Sandra Keirnan is delighted. An innovative energy financing program has helped her upgrade her 125-year-old home in the small city of Holland, Michigan, making it twice as efficient and much more comfortable. It used to be drafty on cold days, sweltering on hot ones, and expensive to run! EESI was pleased to work with the City of Holland and local partners to help get their “On Bill Loan Program” off the ground! Watch our short four-minute video to see more of Sandra’s story, as well as stories from other Holland residents, contractors, and city officials.
Holland, which got its name from the Dutch immigrants who founded the community in 1847, is best known for its beautiful tulip fields and picturesque downtown. But now it has one more feather in its cap: an innovative, successful energy efficiency program for its residents, including those who wouldn’t normally be able to afford expensive energy upgrades.
Holland just celebrated one year of having the program operational. More than $1 million overall was invested in the homes of the first 56 participants (an average of $18,000 each). The participants did not have to pay any upfront costs; instead, they will gradually repay the energy upgrade costs in monthly installments on their energy bills—a method known as “on-bill financing.”
Holland officials are pushing to expand the program, as they are hopeful the energy savings will free up to $10 million for the local economy. The program should improve the city’s older housing stock, attracting new residents and keeping existing ones in the small city, as well as create local contractor jobs, help reduce the need to build new power plants, and raise the city’s tax base. In its first phase, the Holland program aims to retrofit at least 300 homes with a $3 million line of credit, with the ultimate goal of improving the energy efficiency of 7,400 homes by 50 percent.
Beyond Holland, EESI is working with numerous rural electric cooperatives and small municipal utilities across the country to help them secure such benefits! For example, we’re helping these small utilities access low-interest and no-interest loan funds from the U.S. Department of Agriculture, funds which can in turn be loaned to homeowners for their energy upgrades.
As an independent nonprofit organization, EESI relies on its funding partners—including The JPB Foundation, The McKnight Foundation, the Merck Family Fund, the New York Community Trust, and individual donors—to make this work possible. One of EESI’s goals is to assist families—especially low- and moderate-income families in rural areas that are struggling economically—reduce the amount of energy they use, cut their energy bills, and improve the comfort of their homes.
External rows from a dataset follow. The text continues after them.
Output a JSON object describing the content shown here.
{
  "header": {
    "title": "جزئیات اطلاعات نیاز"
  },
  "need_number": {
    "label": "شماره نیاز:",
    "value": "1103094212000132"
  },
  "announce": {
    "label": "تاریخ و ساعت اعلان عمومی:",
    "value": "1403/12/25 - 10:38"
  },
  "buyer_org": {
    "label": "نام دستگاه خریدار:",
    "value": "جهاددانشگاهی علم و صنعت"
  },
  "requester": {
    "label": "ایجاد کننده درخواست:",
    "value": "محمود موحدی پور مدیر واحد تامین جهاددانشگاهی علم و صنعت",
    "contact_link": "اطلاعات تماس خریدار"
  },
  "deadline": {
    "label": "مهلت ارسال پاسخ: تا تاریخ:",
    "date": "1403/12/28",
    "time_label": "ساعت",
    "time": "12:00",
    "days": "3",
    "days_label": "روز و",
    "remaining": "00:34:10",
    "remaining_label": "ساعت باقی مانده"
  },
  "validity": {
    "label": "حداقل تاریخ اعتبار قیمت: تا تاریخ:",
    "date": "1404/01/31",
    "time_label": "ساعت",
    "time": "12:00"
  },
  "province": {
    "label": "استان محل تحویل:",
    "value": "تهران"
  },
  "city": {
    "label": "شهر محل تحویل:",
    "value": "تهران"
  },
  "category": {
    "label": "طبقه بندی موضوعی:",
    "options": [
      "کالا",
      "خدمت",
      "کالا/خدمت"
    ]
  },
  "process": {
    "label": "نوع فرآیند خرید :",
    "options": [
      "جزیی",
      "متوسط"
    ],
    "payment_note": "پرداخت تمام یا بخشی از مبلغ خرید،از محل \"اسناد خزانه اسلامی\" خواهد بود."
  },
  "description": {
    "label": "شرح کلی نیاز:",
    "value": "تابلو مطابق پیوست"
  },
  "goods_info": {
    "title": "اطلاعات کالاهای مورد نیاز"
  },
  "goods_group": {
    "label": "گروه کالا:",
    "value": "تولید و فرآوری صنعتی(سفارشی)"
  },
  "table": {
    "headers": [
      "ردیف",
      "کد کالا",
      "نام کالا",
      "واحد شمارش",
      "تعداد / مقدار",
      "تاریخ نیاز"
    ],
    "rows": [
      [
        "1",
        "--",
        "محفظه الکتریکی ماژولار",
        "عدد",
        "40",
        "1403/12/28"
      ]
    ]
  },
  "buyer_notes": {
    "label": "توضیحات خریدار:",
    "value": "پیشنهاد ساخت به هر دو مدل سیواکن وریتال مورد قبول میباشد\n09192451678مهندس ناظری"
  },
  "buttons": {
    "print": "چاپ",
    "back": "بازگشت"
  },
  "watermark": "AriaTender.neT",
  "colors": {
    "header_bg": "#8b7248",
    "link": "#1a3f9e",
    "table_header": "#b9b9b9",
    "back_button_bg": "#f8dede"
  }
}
Our overarching goal is ensuring that we as a nation are progressing toward resilient and sustainable infrastructure in our towns and cities. For more information: http://www.eesi.org/obf